### TASK MATERIAL

--- START ---

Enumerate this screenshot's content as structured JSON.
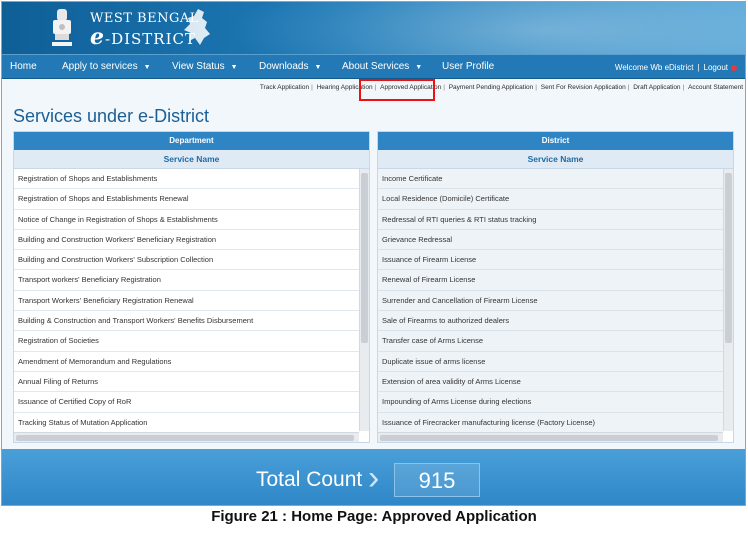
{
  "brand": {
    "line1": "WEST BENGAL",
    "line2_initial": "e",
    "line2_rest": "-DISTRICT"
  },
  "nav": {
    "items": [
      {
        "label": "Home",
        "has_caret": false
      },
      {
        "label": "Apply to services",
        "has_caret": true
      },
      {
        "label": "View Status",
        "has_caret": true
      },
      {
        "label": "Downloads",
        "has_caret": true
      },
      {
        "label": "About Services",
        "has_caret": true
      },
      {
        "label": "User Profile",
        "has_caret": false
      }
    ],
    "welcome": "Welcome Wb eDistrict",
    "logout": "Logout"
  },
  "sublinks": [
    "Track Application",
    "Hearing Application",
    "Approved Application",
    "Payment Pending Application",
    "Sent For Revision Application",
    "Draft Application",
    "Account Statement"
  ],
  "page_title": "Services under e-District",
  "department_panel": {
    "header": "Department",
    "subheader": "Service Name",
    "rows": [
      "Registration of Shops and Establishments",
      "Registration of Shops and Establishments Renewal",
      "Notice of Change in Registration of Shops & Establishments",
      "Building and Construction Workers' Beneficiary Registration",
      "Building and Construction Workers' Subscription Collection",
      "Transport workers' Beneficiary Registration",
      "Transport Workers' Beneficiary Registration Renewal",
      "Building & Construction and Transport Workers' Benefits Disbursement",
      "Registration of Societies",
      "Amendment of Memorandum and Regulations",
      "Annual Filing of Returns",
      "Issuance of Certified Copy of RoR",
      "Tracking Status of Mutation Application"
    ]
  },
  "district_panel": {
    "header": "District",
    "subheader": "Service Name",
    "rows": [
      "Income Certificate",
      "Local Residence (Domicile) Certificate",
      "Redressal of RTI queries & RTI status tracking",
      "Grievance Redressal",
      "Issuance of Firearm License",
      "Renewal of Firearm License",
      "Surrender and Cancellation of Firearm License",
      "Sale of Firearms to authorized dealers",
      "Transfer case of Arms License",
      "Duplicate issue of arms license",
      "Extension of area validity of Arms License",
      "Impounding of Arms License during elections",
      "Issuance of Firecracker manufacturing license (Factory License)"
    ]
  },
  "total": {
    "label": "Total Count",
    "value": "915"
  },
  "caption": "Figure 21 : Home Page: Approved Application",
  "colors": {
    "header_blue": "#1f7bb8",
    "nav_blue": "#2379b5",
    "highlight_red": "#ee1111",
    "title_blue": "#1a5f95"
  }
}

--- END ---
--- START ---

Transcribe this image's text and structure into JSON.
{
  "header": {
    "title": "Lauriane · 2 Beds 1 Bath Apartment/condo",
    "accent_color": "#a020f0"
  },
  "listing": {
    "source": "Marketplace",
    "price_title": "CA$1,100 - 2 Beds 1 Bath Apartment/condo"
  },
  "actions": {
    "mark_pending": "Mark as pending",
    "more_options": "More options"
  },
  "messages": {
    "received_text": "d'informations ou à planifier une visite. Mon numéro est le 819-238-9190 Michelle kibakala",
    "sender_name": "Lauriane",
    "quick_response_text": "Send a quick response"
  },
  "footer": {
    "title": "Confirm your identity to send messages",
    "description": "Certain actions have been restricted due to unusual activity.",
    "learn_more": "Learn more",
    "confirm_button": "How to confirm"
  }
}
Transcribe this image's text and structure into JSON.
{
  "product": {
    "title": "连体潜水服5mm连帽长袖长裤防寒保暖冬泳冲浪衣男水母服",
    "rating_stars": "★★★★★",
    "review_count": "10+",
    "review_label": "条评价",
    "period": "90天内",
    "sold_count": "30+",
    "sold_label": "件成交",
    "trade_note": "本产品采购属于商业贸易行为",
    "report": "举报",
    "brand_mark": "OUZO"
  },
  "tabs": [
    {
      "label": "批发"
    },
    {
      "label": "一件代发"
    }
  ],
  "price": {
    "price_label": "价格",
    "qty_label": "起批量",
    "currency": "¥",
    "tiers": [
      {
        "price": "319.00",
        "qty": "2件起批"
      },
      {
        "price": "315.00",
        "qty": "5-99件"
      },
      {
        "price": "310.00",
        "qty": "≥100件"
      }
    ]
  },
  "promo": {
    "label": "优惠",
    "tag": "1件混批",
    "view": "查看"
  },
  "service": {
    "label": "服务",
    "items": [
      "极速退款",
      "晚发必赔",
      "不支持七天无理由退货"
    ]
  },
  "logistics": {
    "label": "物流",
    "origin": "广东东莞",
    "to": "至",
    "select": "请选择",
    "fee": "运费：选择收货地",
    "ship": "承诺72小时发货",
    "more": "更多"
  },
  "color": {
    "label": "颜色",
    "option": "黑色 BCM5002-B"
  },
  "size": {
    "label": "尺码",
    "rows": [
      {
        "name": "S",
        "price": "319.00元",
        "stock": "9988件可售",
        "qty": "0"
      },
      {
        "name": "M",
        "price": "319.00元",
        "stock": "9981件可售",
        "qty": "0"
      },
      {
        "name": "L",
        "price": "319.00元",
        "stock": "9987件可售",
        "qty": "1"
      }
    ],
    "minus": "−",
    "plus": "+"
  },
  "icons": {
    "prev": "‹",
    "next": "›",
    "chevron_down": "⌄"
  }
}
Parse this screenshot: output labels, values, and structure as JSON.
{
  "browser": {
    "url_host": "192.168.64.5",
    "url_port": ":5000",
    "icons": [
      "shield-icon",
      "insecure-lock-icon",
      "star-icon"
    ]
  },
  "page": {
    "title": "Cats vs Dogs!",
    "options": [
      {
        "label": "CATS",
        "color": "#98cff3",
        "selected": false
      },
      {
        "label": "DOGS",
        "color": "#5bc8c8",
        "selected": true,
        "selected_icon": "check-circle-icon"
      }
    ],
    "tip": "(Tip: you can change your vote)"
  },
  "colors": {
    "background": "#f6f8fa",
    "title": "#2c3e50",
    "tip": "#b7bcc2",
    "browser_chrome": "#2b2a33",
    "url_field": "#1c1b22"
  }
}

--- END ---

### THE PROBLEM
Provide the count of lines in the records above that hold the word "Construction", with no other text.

### EXERCISE OUTPUT
3